**Exercise brief:**
Within the records, say how many lines include the word "false"; the answer should be the number and no more.

*** Block opens ***

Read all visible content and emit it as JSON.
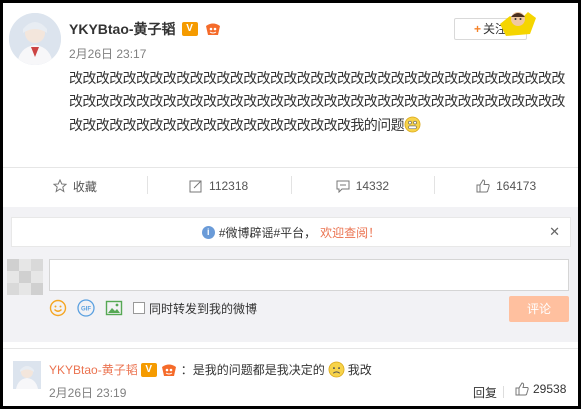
{
  "post": {
    "author": "YKYBtao-黄子韬",
    "verified_badge": "V",
    "meta": "2月26日 23:17",
    "text": "改改改改改改改改改改改改改改改改改改改改改改改改改改改改改改改改改改改改改改改改改改改改改改改改改改改改改改改改改改改改改改改改改改改改改改改改改改改改改改改改改改改改改改改改改改改改改改改我的问题",
    "follow_label": "关注"
  },
  "actions": {
    "favorite_label": "收藏",
    "repost_count": "112318",
    "comment_count": "14332",
    "like_count": "164173"
  },
  "comment_box": {
    "notice_prefix": "#微博辟谣#平台，",
    "notice_link": "欢迎查阅！",
    "input_value": "",
    "repost_label": "同时转发到我的微博",
    "submit_label": "评论"
  },
  "top_comment": {
    "author": "YKYBtao-黄子韬",
    "text_before": "：是我的问题都是我决定的",
    "text_after": "我改",
    "time": "2月26日 23:19",
    "reply_label": "回复",
    "like_count": "29538"
  },
  "colors": {
    "accent": "#eb7350",
    "verified": "#f59b00",
    "submit_disabled": "#ffc09f",
    "comment_bg": "#f2f2f5"
  },
  "icons": [
    "star-icon",
    "repost-icon",
    "comment-icon",
    "thumbs-up-icon",
    "info-icon",
    "close-icon",
    "smile-icon",
    "gif-icon",
    "image-icon"
  ]
}
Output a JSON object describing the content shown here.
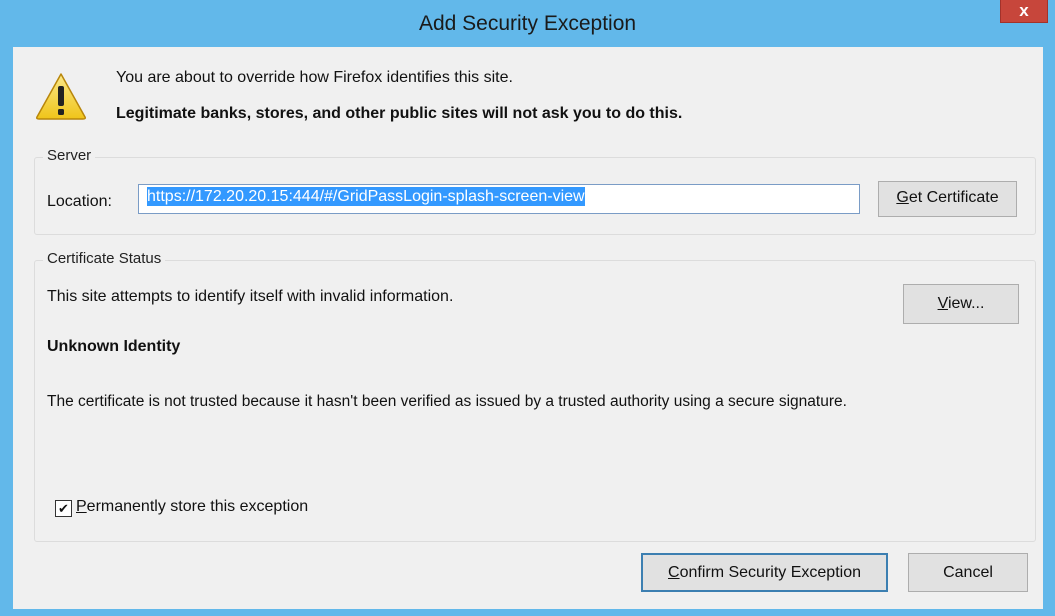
{
  "window": {
    "title": "Add Security Exception",
    "close_label": "x"
  },
  "warning": {
    "icon": "warning-icon",
    "line1": "You are about to override how Firefox identifies this site.",
    "line2": "Legitimate banks, stores, and other public sites will not ask you to do this."
  },
  "server": {
    "group_label": "Server",
    "location_label": "Location:",
    "location_value": "https://172.20.20.15:444/#/GridPassLogin-splash-screen-view",
    "get_certificate_accel": "G",
    "get_certificate_rest": "et Certificate"
  },
  "status": {
    "group_label": "Certificate Status",
    "message": "This site attempts to identify itself with invalid information.",
    "view_accel": "V",
    "view_rest": "iew...",
    "heading": "Unknown Identity",
    "description": "The certificate is not trusted because it hasn't been verified as issued by a trusted authority using a secure signature.",
    "permanent_checked": true,
    "permanent_accel": "P",
    "permanent_rest": "ermanently store this exception",
    "checkmark": "✔"
  },
  "buttons": {
    "confirm_accel": "C",
    "confirm_rest": "onfirm Security Exception",
    "cancel": "Cancel"
  },
  "colors": {
    "titlebar": "#62b8ea",
    "close": "#c7463b",
    "selection": "#3399ff",
    "warning_fill": "#f7d94c"
  }
}
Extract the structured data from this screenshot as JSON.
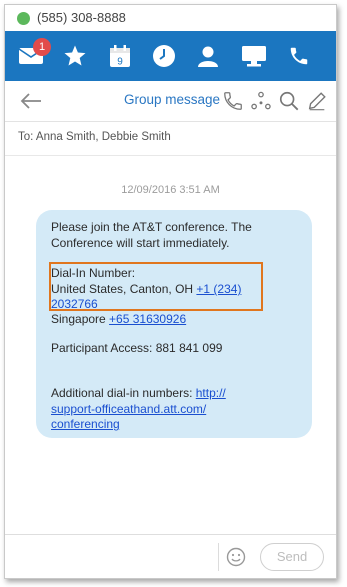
{
  "status": {
    "phone_number": "(585) 308-8888",
    "presence_color": "#5cb85c"
  },
  "nav": {
    "items": [
      {
        "icon": "envelope-icon",
        "badge": "1"
      },
      {
        "icon": "star-icon"
      },
      {
        "icon": "calendar-icon",
        "day": "9"
      },
      {
        "icon": "clock-icon"
      },
      {
        "icon": "contact-icon"
      },
      {
        "icon": "monitor-icon"
      },
      {
        "icon": "phone-icon"
      }
    ],
    "bg_color": "#1b76c0"
  },
  "header": {
    "title": "Group message"
  },
  "recipients": "To: Anna Smith, Debbie Smith",
  "message": {
    "timestamp": "12/09/2016 3:51 AM",
    "line1": "Please join the AT&T conference. The",
    "line2": "Conference will start immediately.",
    "dialin_label": "Dial-In Number:",
    "us_text": "United States, Canton, OH ",
    "us_link_a": "+1 (234)",
    "us_link_b": "2032766",
    "sg_text": "Singapore ",
    "sg_link": "+65 31630926",
    "participant_access": "Participant Access: 881 841 099",
    "additional_text": "Additional dial-in numbers: ",
    "additional_link_a": "http://",
    "additional_link_b": "support-officeathand.att.com/",
    "additional_link_c": "conferencing",
    "bubble_color": "#d4eaf7",
    "highlight_color": "#e0761e"
  },
  "composer": {
    "send_label": "Send"
  }
}
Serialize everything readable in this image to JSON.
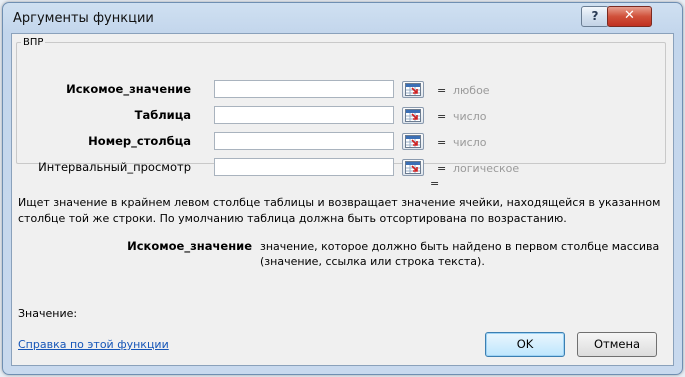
{
  "window": {
    "title": "Аргументы функции",
    "help_glyph": "?",
    "close_glyph": "✕"
  },
  "function_name": "ВПР",
  "arguments": [
    {
      "label": "Искомое_значение",
      "bold": true,
      "value": "",
      "equals": "=",
      "hint": "любое"
    },
    {
      "label": "Таблица",
      "bold": true,
      "value": "",
      "equals": "=",
      "hint": "число"
    },
    {
      "label": "Номер_столбца",
      "bold": true,
      "value": "",
      "equals": "=",
      "hint": "число"
    },
    {
      "label": "Интервальный_просмотр",
      "bold": false,
      "value": "",
      "equals": "=",
      "hint": "логическое"
    }
  ],
  "result_equals": "=",
  "description": "Ищет значение в крайнем левом столбце таблицы и возвращает значение ячейки, находящейся в указанном столбце той же строки. По умолчанию таблица должна быть отсортирована по возрастанию.",
  "argument_help": {
    "name": "Искомое_значение",
    "text": "значение, которое должно быть найдено в первом столбце массива (значение, ссылка или строка текста)."
  },
  "result_label": "Значение:",
  "help_link": "Справка по этой функции",
  "buttons": {
    "ok": "OK",
    "cancel": "Отмена"
  },
  "icons": {
    "ref_button": "collapse-dialog-icon"
  }
}
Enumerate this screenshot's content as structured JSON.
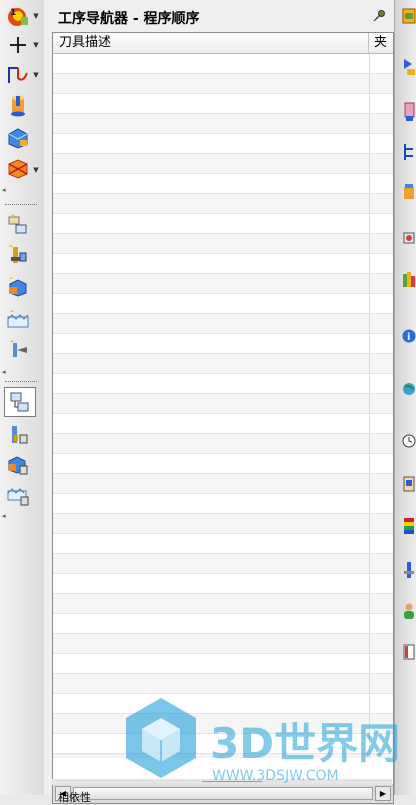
{
  "navigator": {
    "title": "工序导航器 - 程序顺序",
    "columns": [
      "刀具描述",
      "夹"
    ]
  },
  "watermark": {
    "brand": "3D世界网",
    "url": "WWW.3DSJW.COM"
  },
  "footer": {
    "label": "相依性"
  },
  "colors": {
    "accent": "#1fa0d9",
    "panel_bg": "#efefef"
  }
}
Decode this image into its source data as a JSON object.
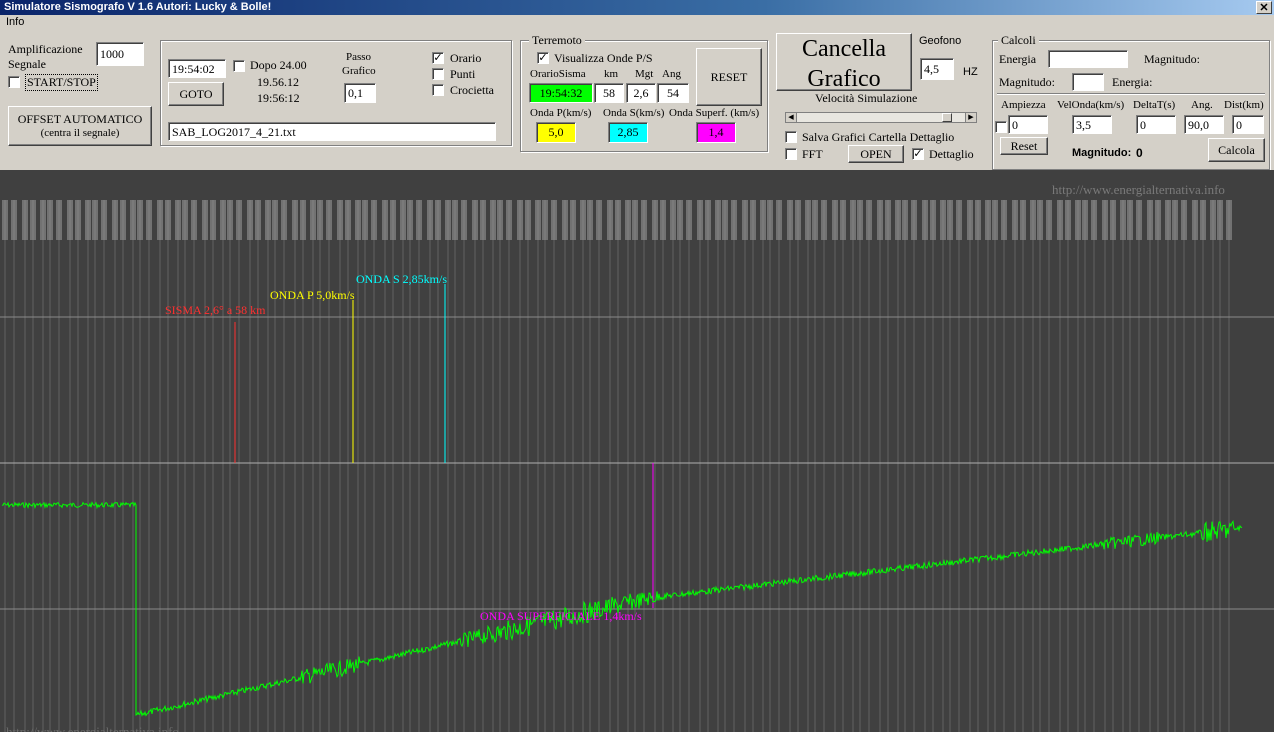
{
  "window": {
    "title": "Simulatore Sismografo V 1.6  Autori: Lucky & Bolle!",
    "close": "✕"
  },
  "menu": {
    "info": "Info"
  },
  "amplification": {
    "label_line1": "Amplificazione",
    "label_line2": "Segnale",
    "value": "1000",
    "start_stop": "START/STOP",
    "offset_line1": "OFFSET AUTOMATICO",
    "offset_line2": "(centra il segnale)"
  },
  "time_panel": {
    "time_value": "19:54:02",
    "dopo_label": "Dopo 24.00",
    "time1": "19.56.12",
    "time2": "19:56:12",
    "goto": "GOTO",
    "passo_line1": "Passo",
    "passo_line2": "Grafico",
    "passo_value": "0,1",
    "file_value": "SAB_LOG2017_4_21.txt",
    "orario": "Orario",
    "punti": "Punti",
    "crocietta": "Crocietta",
    "orario_checked": true,
    "punti_checked": false,
    "crocietta_checked": false
  },
  "terremoto": {
    "legend": "Terremoto",
    "visualizza": "Visualizza Onde P/S",
    "visualizza_checked": true,
    "col_orario": "OrarioSisma",
    "col_km": "km",
    "col_mgt": "Mgt",
    "col_ang": "Ang",
    "orario_value": "19:54:32",
    "km_value": "58",
    "mgt_value": "2,6",
    "ang_value": "54",
    "reset": "RESET",
    "onda_p_label": "Onda P(km/s)",
    "onda_s_label": "Onda S(km/s)",
    "onda_sup_label": "Onda Superf. (km/s)",
    "onda_p_value": "5,0",
    "onda_s_value": "2,85",
    "onda_sup_value": "1,4",
    "color_green": "#00ff00",
    "color_yellow": "#ffff00",
    "color_cyan": "#00ffff",
    "color_magenta": "#ff00ff"
  },
  "graph_controls": {
    "cancella_line1": "Cancella",
    "cancella_line2": "Grafico",
    "geofono": "Geofono",
    "geofono_value": "4,5",
    "hz": "HZ",
    "velocita": "Velocità Simulazione",
    "velocita_level": 0.92,
    "salva": "Salva Grafici Cartella Dettaglio",
    "fft": "FFT",
    "open": "OPEN",
    "dettaglio": "Dettaglio",
    "salva_checked": false,
    "fft_checked": false,
    "dettaglio_checked": true
  },
  "calcoli": {
    "legend": "Calcoli",
    "energia": "Energia",
    "magnitudo": "Magnitudo:",
    "magnitudo2": "Magnitudo:",
    "energia2": "Energia:",
    "energia_value": "",
    "magnitudo_value": "",
    "ampiezza": "Ampiezza",
    "velonda": "VelOnda(km/s)",
    "deltat": "DeltaT(s)",
    "ang": "Ang.",
    "dist": "Dist(km)",
    "ampiezza_value": "0",
    "velonda_value": "3,5",
    "deltat_value": "0",
    "ang_value": "90,0",
    "dist_value": "0",
    "reset": "Reset",
    "magnitudo_result_label": "Magnitudo:",
    "magnitudo_result_value": "0",
    "calcola": "Calcola"
  },
  "plot": {
    "watermark_top": "http://www.energialternativa.info",
    "watermark_bottom": "http://www.energialternativa.info",
    "bg_color": "#404040",
    "signal_color": "#00ff00",
    "markers": [
      {
        "label": "SISMA 2,6° a 58 km",
        "color": "#ff3030"
      },
      {
        "label": "ONDA P 5,0km/s",
        "color": "#ffff00"
      },
      {
        "label": "ONDA S 2,85km/s",
        "color": "#00ffff"
      },
      {
        "label": "ONDA SUPERFICIALE 1,4km/s",
        "color": "#ff00ff"
      }
    ]
  }
}
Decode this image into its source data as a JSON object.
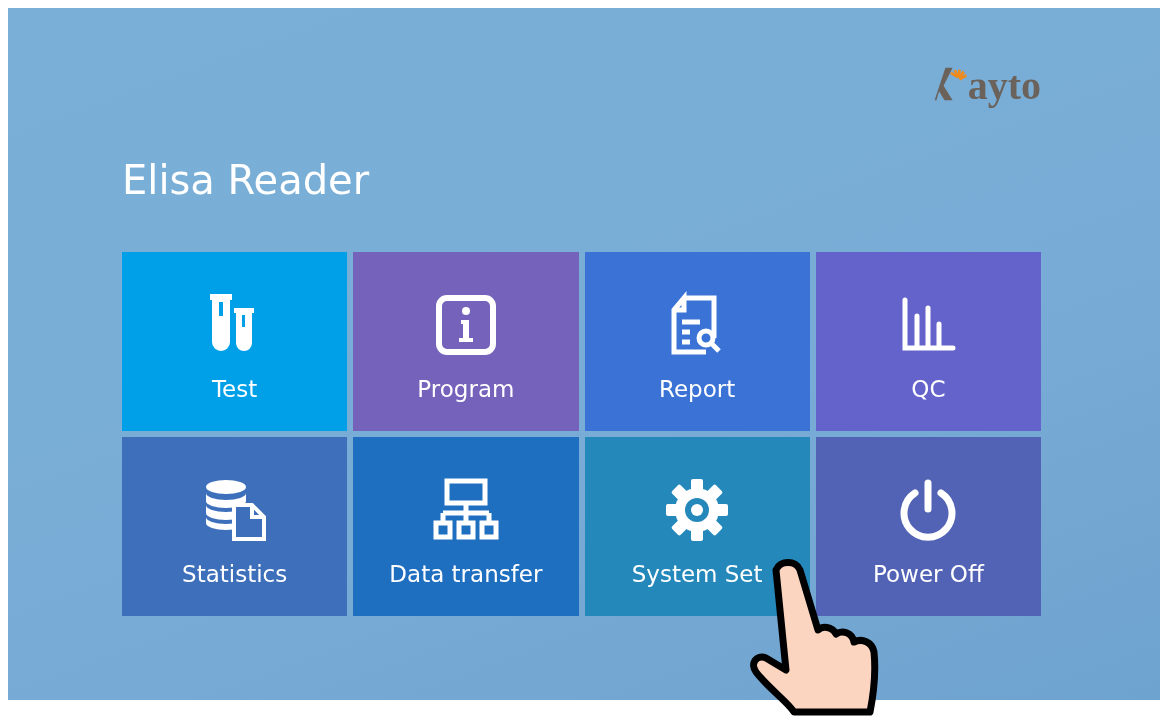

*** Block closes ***

**Answer for the task:**
5